This poem is eight lines long and broken into two stanzas. According to Frost, the poem was meant to serve as an example of his “sense of sound” theory, in that the specific terms are meant to evoke the meaning of the text. Frost also intended this poem to emulate the pithy style of Ezra Pound, who was critical of Frost’s more verbose style. With that in mind, “A Small Patch of Snow” is stylistically similar to Pound’s “In a Station of the Metro,” which reads:
The apparition of these faces in the crowd;
Petals on a wet, black bough.
Frost’s poem is still a great deal longer than Pound’s work, but Frost’s focus on clarity and brevity is apparent.
In the first stanza of Frost’s poem, the narrator notices the patch of snow and immediately concludes that it is something else. The snow was once a beautiful symbol of the winter season, but now, after a few weeks on the ground, it is as dirty and forgotten as an old newspaper. The narrator feels guilty about this misidentification, declaring that he “should” have recognized the snow; he “should” have recognized the beauty of winter.
In the second stanza, the narrator promptly undercuts the regret of the first stanza by rationalizing his initial conclusion about the snow. The dirt on the snow looks exactly like the fine print of the newspaper, so he cannot be held responsible for his mistake; the beauty of winter is only present in flawless white snow, not in old snow that can be easily confused for something else.

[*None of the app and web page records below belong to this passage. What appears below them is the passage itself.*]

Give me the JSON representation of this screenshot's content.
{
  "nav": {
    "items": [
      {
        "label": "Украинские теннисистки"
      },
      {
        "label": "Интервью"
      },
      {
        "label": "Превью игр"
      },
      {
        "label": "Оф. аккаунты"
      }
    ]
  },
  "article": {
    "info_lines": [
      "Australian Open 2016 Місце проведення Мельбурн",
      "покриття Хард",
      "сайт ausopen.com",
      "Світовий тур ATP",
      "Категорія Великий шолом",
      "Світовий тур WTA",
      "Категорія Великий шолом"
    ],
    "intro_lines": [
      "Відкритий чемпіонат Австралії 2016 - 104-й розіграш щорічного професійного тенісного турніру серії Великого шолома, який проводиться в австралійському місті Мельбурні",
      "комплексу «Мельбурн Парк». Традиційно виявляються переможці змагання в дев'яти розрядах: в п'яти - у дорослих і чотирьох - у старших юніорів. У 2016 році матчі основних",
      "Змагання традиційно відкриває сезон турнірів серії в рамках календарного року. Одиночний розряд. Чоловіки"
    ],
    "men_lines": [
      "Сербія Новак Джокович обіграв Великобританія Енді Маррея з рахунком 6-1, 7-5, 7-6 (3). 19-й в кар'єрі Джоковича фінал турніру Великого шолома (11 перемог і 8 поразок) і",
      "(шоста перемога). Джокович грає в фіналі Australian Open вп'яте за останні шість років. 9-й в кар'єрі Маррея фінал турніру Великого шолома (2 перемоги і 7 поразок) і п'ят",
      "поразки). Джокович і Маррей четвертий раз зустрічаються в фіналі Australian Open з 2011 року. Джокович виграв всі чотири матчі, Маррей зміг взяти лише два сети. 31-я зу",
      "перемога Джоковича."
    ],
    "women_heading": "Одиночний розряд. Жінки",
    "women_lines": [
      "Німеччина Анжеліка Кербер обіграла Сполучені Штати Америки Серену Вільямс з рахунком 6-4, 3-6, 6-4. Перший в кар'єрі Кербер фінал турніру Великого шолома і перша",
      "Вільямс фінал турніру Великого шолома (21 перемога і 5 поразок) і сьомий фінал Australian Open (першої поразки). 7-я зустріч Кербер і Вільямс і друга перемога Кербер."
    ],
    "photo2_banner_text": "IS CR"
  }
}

In the last two lines of the poem, the narrator provides an even more thorough justification of his behavior by admitting that he rarely reads newspapers. Not only is the patch of snow forgotten as a sign of winter, but it is also forgotten in terms of its accidental identity as an old newspaper. The beauty of winter and yesterday's news are equally ignored and abandoned.